Items from a dataset:
───
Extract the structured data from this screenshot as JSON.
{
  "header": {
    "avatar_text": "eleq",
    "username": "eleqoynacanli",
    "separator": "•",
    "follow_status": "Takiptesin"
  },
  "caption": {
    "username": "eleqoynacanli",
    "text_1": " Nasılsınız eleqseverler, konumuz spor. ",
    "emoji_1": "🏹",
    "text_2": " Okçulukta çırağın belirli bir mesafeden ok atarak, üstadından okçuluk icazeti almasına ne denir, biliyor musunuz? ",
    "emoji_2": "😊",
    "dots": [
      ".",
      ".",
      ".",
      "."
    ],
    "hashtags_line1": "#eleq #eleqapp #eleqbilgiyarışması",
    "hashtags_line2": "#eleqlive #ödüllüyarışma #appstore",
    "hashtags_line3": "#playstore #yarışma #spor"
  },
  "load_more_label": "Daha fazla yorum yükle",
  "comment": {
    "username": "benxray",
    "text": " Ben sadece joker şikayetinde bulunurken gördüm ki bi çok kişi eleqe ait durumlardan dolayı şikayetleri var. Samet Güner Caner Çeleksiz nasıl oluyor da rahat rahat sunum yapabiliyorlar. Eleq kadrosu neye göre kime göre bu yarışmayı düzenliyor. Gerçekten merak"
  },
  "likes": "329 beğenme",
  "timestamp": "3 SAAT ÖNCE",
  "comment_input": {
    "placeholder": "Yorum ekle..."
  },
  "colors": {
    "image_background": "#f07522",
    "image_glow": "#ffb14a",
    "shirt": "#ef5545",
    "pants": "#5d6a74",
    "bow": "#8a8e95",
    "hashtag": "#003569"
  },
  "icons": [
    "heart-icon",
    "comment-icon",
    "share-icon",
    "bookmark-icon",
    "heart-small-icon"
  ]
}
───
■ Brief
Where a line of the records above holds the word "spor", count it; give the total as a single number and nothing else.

■ Written response
2